REQUIRED WORK » Search the material below for the word "exchanged". Copy every line where it is found.

▽

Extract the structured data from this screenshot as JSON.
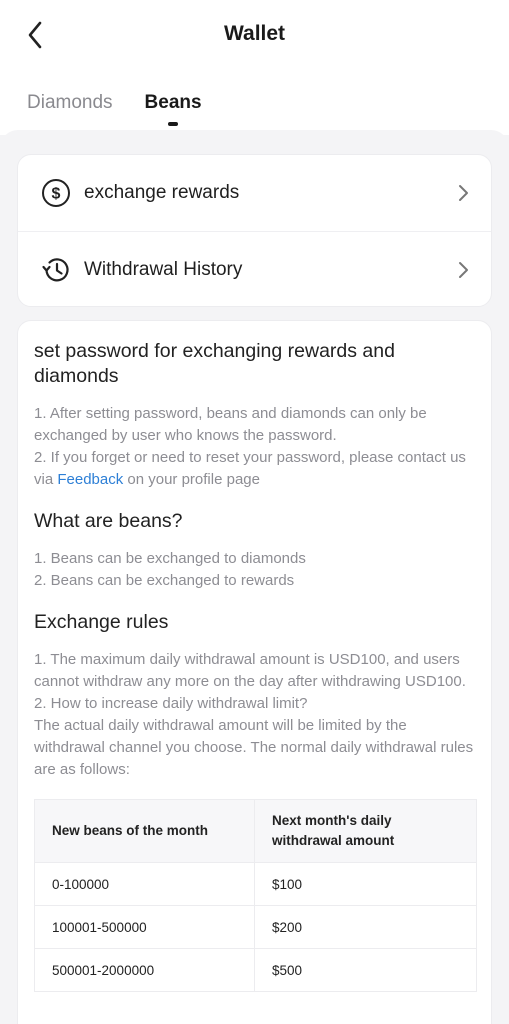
{
  "header": {
    "title": "Wallet",
    "back_icon": "chevron-left-icon"
  },
  "tabs": [
    {
      "label": "Diamonds",
      "active": false
    },
    {
      "label": "Beans",
      "active": true
    }
  ],
  "menu": [
    {
      "label": "exchange rewards",
      "icon": "dollar-circle-icon"
    },
    {
      "label": "Withdrawal History",
      "icon": "history-clock-icon"
    }
  ],
  "info": {
    "password_title": "set password for exchanging rewards and diamonds",
    "password_p1": "1. After setting password, beans and diamonds can only be exchanged by user who knows the password.",
    "password_p2_prefix": "2. If you forget or need to reset your password, please contact us via ",
    "password_p2_link": "Feedback",
    "password_p2_suffix": " on your profile page",
    "beans_title": "What are beans?",
    "beans_p1": "1. Beans can be exchanged to diamonds",
    "beans_p2": "2. Beans can be exchanged to rewards",
    "rules_title": "Exchange rules",
    "rules_p1": "1. The maximum daily withdrawal amount is USD100, and users cannot withdraw any more on the day after withdrawing USD100.",
    "rules_p2": "2. How to increase daily withdrawal limit?",
    "rules_p3": "The actual daily withdrawal amount will be limited by the withdrawal channel you choose. The normal daily withdrawal rules are as follows:"
  },
  "table": {
    "headers": [
      "New beans of the month",
      "Next month's daily withdrawal amount"
    ],
    "rows": [
      [
        "0-100000",
        "$100"
      ],
      [
        "100001-500000",
        "$200"
      ],
      [
        "500001-2000000",
        "$500"
      ]
    ]
  },
  "colors": {
    "link": "#2d7fd6",
    "muted_text": "#8d8d93",
    "background": "#f4f4f6"
  }
}
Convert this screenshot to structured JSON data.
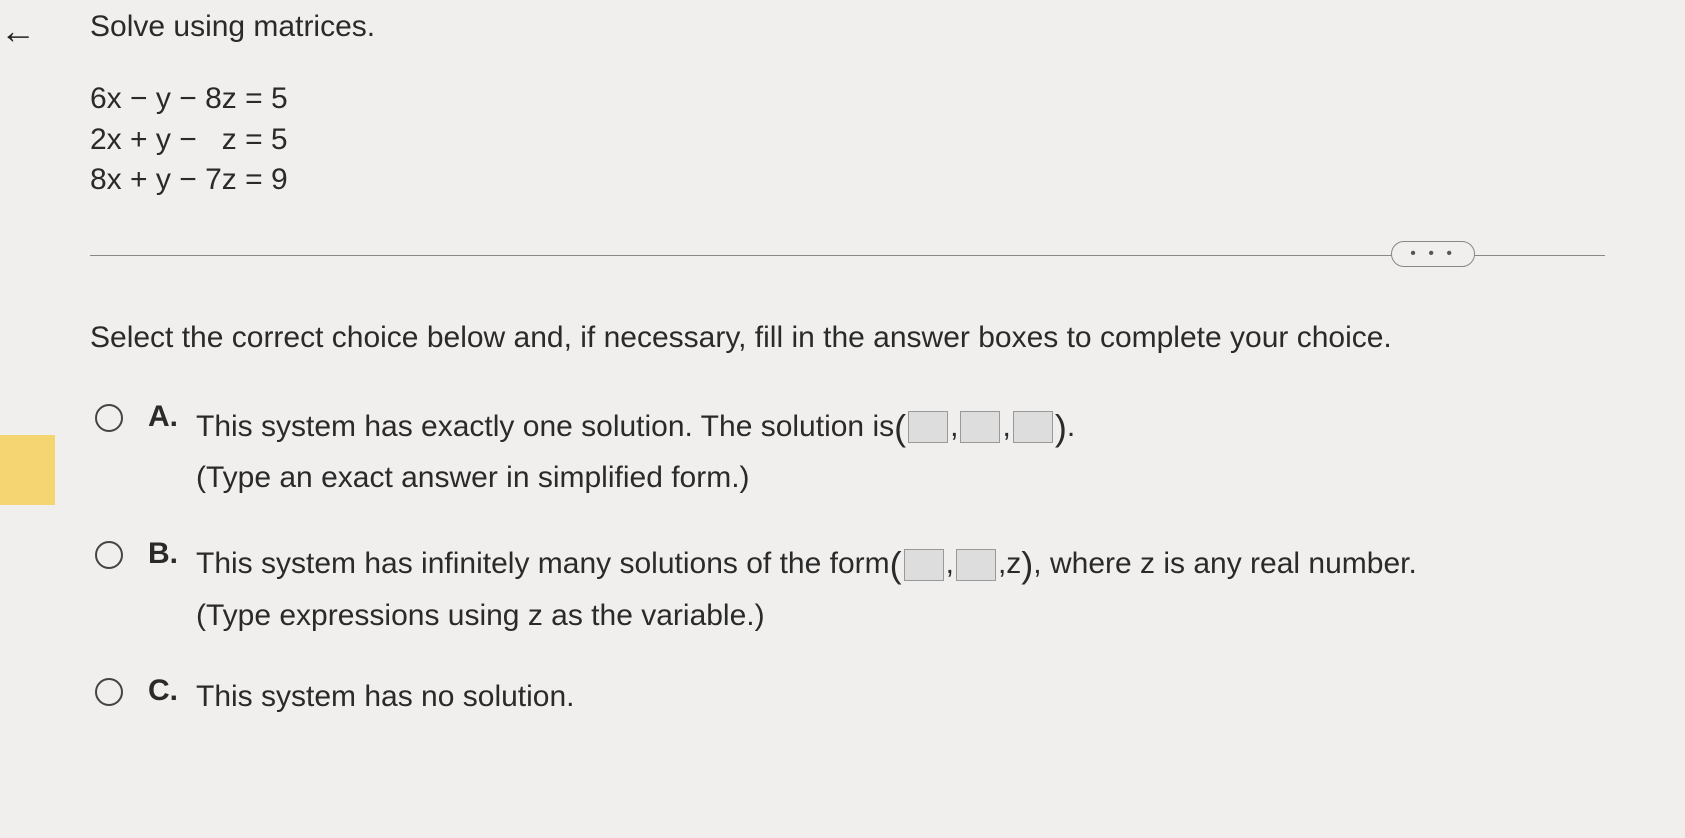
{
  "question": {
    "title": "Solve using matrices.",
    "equations": [
      "6x − y − 8z = 5",
      "2x + y −   z = 5",
      "8x + y − 7z = 9"
    ]
  },
  "more_button": "• • •",
  "instruction": "Select the correct choice below and, if necessary, fill in the answer boxes to complete your choice.",
  "choices": {
    "a": {
      "label": "A.",
      "line1_pre": "This system has exactly one solution. The solution is ",
      "paren_open": "(",
      "comma1": ",",
      "comma2": ",",
      "paren_close": ")",
      "period": " .",
      "line2": "(Type an exact answer in simplified form.)"
    },
    "b": {
      "label": "B.",
      "line1_pre": "This system has infinitely many solutions of the form ",
      "paren_open": "(",
      "comma1": ",",
      "z_part": ",z",
      "paren_close": ")",
      "post": " , where z is any real number.",
      "line2": "(Type expressions using z as the variable.)"
    },
    "c": {
      "label": "C.",
      "text": "This system has no solution."
    }
  }
}
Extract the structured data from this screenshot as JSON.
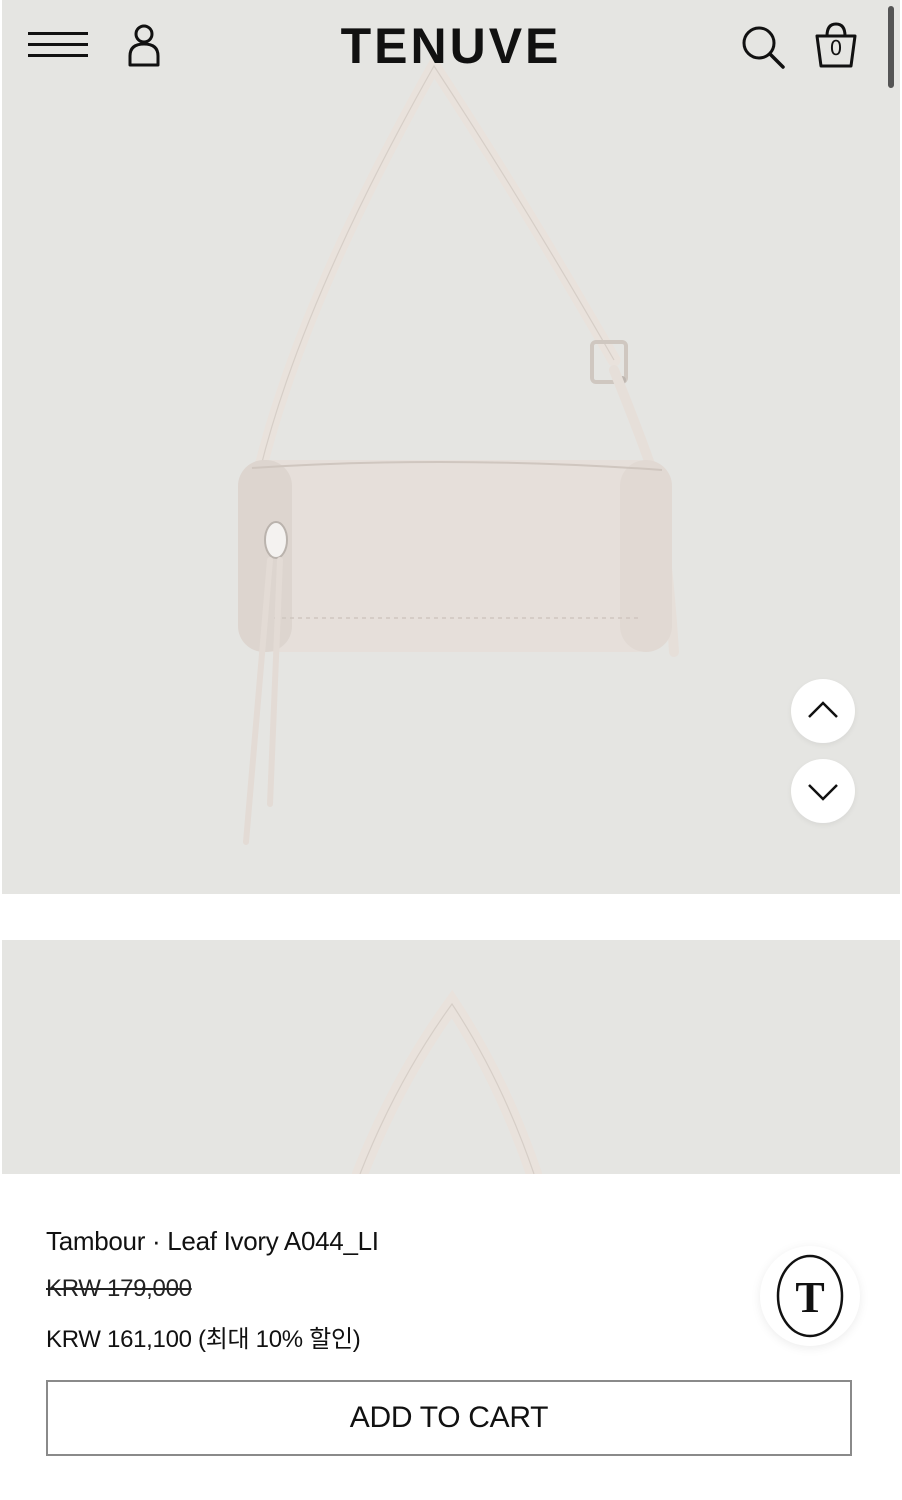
{
  "header": {
    "logo": "TENUVE",
    "cart_count": "0"
  },
  "product": {
    "name": "Tambour · Leaf Ivory A044_LI",
    "original_price": "KRW 179,000",
    "sale_price": "KRW 161,100 (최대 10% 할인)",
    "add_to_cart_label": "ADD TO CART"
  },
  "badge": {
    "letter": "T"
  },
  "colors": {
    "image_bg": "#e5e5e2",
    "bag": "#e6dfda",
    "text": "#111111"
  },
  "icons": [
    "menu-icon",
    "user-icon",
    "search-icon",
    "shopping-bag-icon",
    "chevron-up-icon",
    "chevron-down-icon"
  ]
}
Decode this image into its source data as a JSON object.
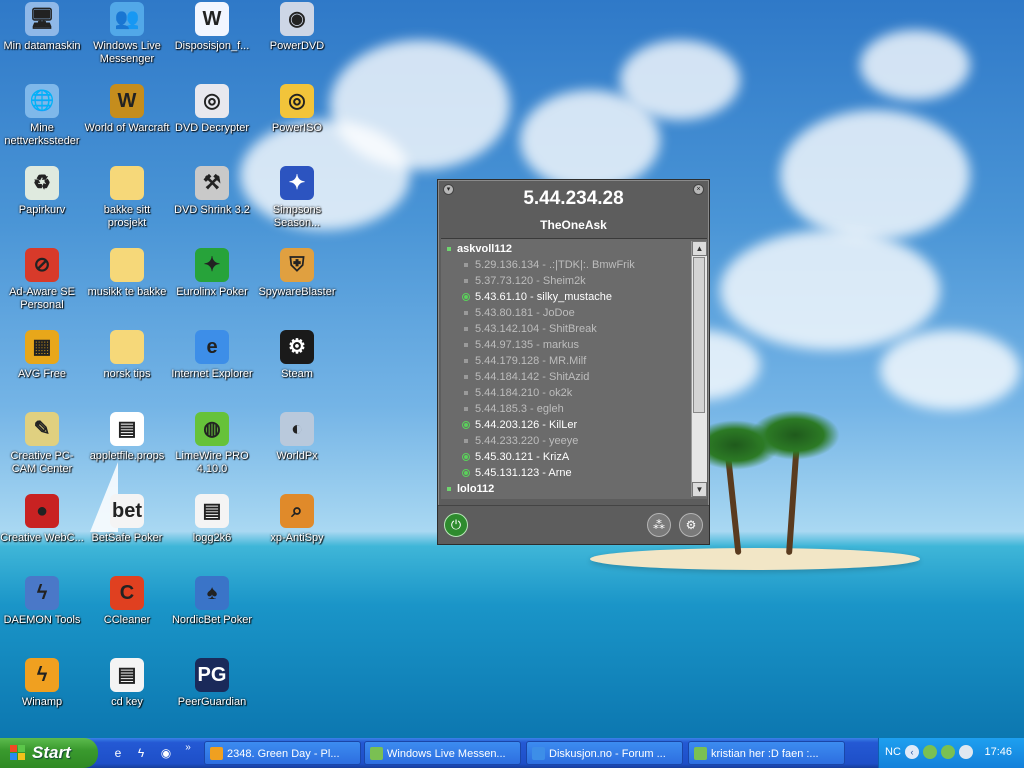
{
  "desktop": {
    "icons": [
      {
        "label": "Min datamaskin",
        "icon": "my-computer-icon",
        "glyph": "🖥",
        "color": "#8fb8e8"
      },
      {
        "label": "Windows Live Messenger",
        "icon": "messenger-icon",
        "glyph": "👥",
        "color": "#52a8e8"
      },
      {
        "label": "Disposisjon_f...",
        "icon": "word-document-icon",
        "glyph": "W",
        "color": "#f2f6ff"
      },
      {
        "label": "PowerDVD",
        "icon": "powerdvd-icon",
        "glyph": "◉",
        "color": "#cdd6e6"
      },
      {
        "label": "Mine nettverkssteder",
        "icon": "network-places-icon",
        "glyph": "🌐",
        "color": "#7fb8ea"
      },
      {
        "label": "World of Warcraft",
        "icon": "wow-icon",
        "glyph": "W",
        "color": "#c58d1d"
      },
      {
        "label": "DVD Decrypter",
        "icon": "dvd-decrypter-icon",
        "glyph": "◎",
        "color": "#e8e8ee"
      },
      {
        "label": "PowerISO",
        "icon": "poweriso-icon",
        "glyph": "◎",
        "color": "#f2c43a"
      },
      {
        "label": "Papirkurv",
        "icon": "recycle-bin-icon",
        "glyph": "♻",
        "color": "#dfeadf"
      },
      {
        "label": "bakke sitt prosjekt",
        "icon": "folder-icon",
        "glyph": "",
        "color": "#f6d879"
      },
      {
        "label": "DVD Shrink 3.2",
        "icon": "dvd-shrink-icon",
        "glyph": "⚒",
        "color": "#c9c9c9"
      },
      {
        "label": "Simpsons Season...",
        "icon": "simpsons-icon",
        "glyph": "✦",
        "color": "#2c54c0"
      },
      {
        "label": "Ad-Aware SE Personal",
        "icon": "ad-aware-icon",
        "glyph": "⊘",
        "color": "#d83a2a"
      },
      {
        "label": "musikk te bakke",
        "icon": "folder-icon",
        "glyph": "",
        "color": "#f6d879"
      },
      {
        "label": "Eurolinx Poker",
        "icon": "eurolinx-poker-icon",
        "glyph": "✦",
        "color": "#27a33a"
      },
      {
        "label": "SpywareBlaster",
        "icon": "spywareblaster-icon",
        "glyph": "⛨",
        "color": "#e0a040"
      },
      {
        "label": "AVG Free",
        "icon": "avg-icon",
        "glyph": "▦",
        "color": "#e8a71a"
      },
      {
        "label": "norsk tips",
        "icon": "folder-icon",
        "glyph": "",
        "color": "#f6d879"
      },
      {
        "label": "Internet Explorer",
        "icon": "internet-explorer-icon",
        "glyph": "e",
        "color": "#3d8ee8"
      },
      {
        "label": "Steam",
        "icon": "steam-icon",
        "glyph": "⚙",
        "color": "#1a1a1a"
      },
      {
        "label": "Creative PC-CAM Center",
        "icon": "creative-pccam-icon",
        "glyph": "✎",
        "color": "#e0d080"
      },
      {
        "label": "appletfile.props",
        "icon": "props-file-icon",
        "glyph": "▤",
        "color": "#ffffff"
      },
      {
        "label": "LimeWire PRO 4.10.0",
        "icon": "limewire-icon",
        "glyph": "◍",
        "color": "#66c23a"
      },
      {
        "label": "WorldPx",
        "icon": "worldpx-icon",
        "glyph": "◐",
        "color": "#b9c9dc"
      },
      {
        "label": "Creative WebC...",
        "icon": "creative-webcam-icon",
        "glyph": "●",
        "color": "#c82222"
      },
      {
        "label": "BetSafe Poker",
        "icon": "betsafe-poker-icon",
        "glyph": "bet",
        "color": "#f4f4f4"
      },
      {
        "label": "logg2k6",
        "icon": "text-file-icon",
        "glyph": "▤",
        "color": "#f4f4f4"
      },
      {
        "label": "xp-AntiSpy",
        "icon": "xp-antispy-icon",
        "glyph": "⌕",
        "color": "#e08a2a"
      },
      {
        "label": "DAEMON Tools",
        "icon": "daemon-tools-icon",
        "glyph": "ϟ",
        "color": "#4a78c8"
      },
      {
        "label": "CCleaner",
        "icon": "ccleaner-icon",
        "glyph": "C",
        "color": "#e04020"
      },
      {
        "label": "NordicBet Poker",
        "icon": "nordicbet-poker-icon",
        "glyph": "♠",
        "color": "#3a74c8"
      },
      {
        "label": "",
        "icon": "empty-slot",
        "glyph": "",
        "color": ""
      },
      {
        "label": "Winamp",
        "icon": "winamp-icon",
        "glyph": "ϟ",
        "color": "#f0a020"
      },
      {
        "label": "cd key",
        "icon": "text-file-icon",
        "glyph": "▤",
        "color": "#f4f4f4"
      },
      {
        "label": "PeerGuardian",
        "icon": "peerguardian-icon",
        "glyph": "PG",
        "color": "#1a2a5a"
      }
    ]
  },
  "window": {
    "ip": "5.44.234.28",
    "nickname": "TheOneAsk",
    "groups": [
      {
        "name": "askvoll112",
        "members": [
          {
            "text": "5.29.136.134 - .:|TDK|:. BmwFrik",
            "online": false
          },
          {
            "text": "5.37.73.120 - Sheim2k",
            "online": false
          },
          {
            "text": "5.43.61.10 - silky_mustache",
            "online": true
          },
          {
            "text": "5.43.80.181 - JoDoe",
            "online": false
          },
          {
            "text": "5.43.142.104 - ShitBreak",
            "online": false
          },
          {
            "text": "5.44.97.135 - markus",
            "online": false
          },
          {
            "text": "5.44.179.128 - MR.Milf",
            "online": false
          },
          {
            "text": "5.44.184.142 - ShitAzid",
            "online": false
          },
          {
            "text": "5.44.184.210 - ok2k",
            "online": false
          },
          {
            "text": "5.44.185.3 - egleh",
            "online": false
          },
          {
            "text": "5.44.203.126 - KilLer",
            "online": true
          },
          {
            "text": "5.44.233.220 - yeeye",
            "online": false
          },
          {
            "text": "5.45.30.121 - KrizA",
            "online": true
          },
          {
            "text": "5.45.131.123 - Arne",
            "online": true
          }
        ]
      },
      {
        "name": "lolo112",
        "members": []
      }
    ]
  },
  "taskbar": {
    "start_label": "Start",
    "tasks": [
      {
        "label": "2348. Green Day - Pl...",
        "icon": "winamp-task-icon",
        "color": "#f0a020"
      },
      {
        "label": "Windows Live Messen...",
        "icon": "messenger-task-icon",
        "color": "#7ac052"
      },
      {
        "label": "Diskusjon.no - Forum ...",
        "icon": "ie-task-icon",
        "color": "#3d8ee8"
      },
      {
        "label": "kristian her :D faen :...",
        "icon": "messenger-chat-task-icon",
        "color": "#7ac052"
      }
    ],
    "tray": {
      "nc": "NC",
      "clock": "17:46"
    }
  }
}
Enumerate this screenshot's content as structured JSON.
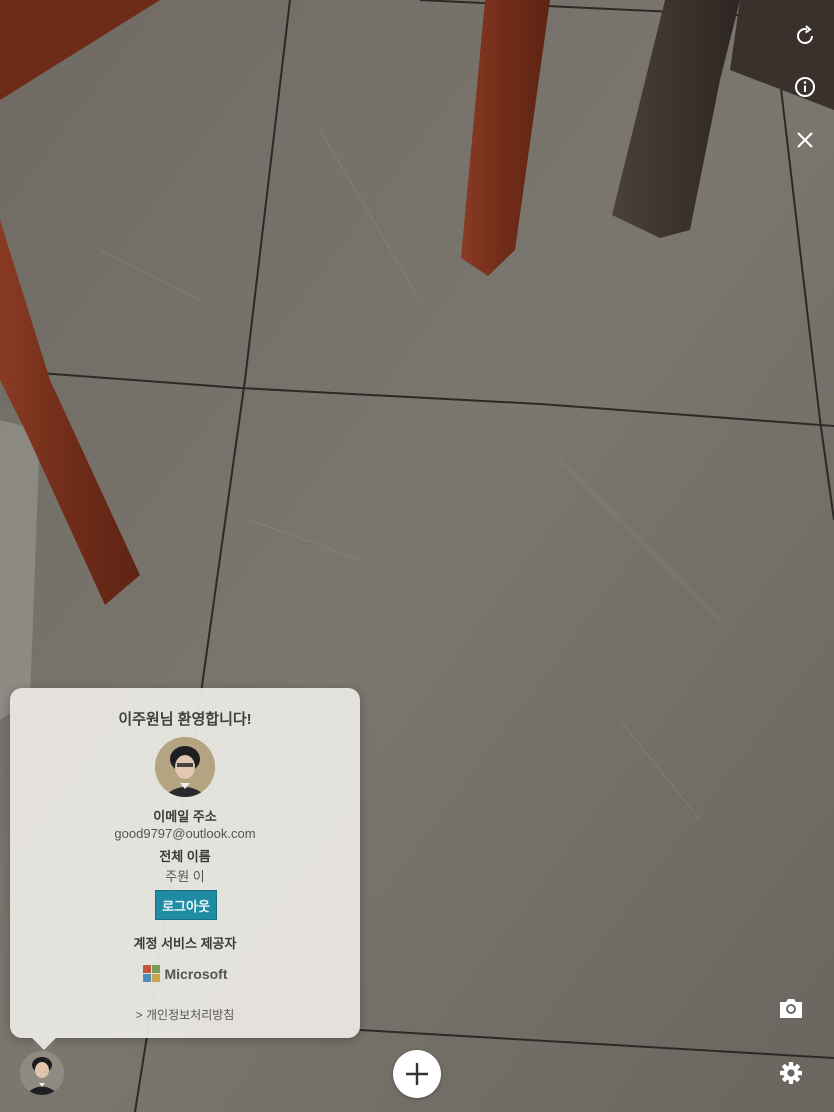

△

EXERCISE ANSWER »
    "password_p1": "1. After setting password, beans and diamonds can only be exchanged by user who knows the password.",
    "beans_p1": "1. Beans can be exchanged to diamonds",
    "beans_p2": "2. Beans can be exchanged to rewards",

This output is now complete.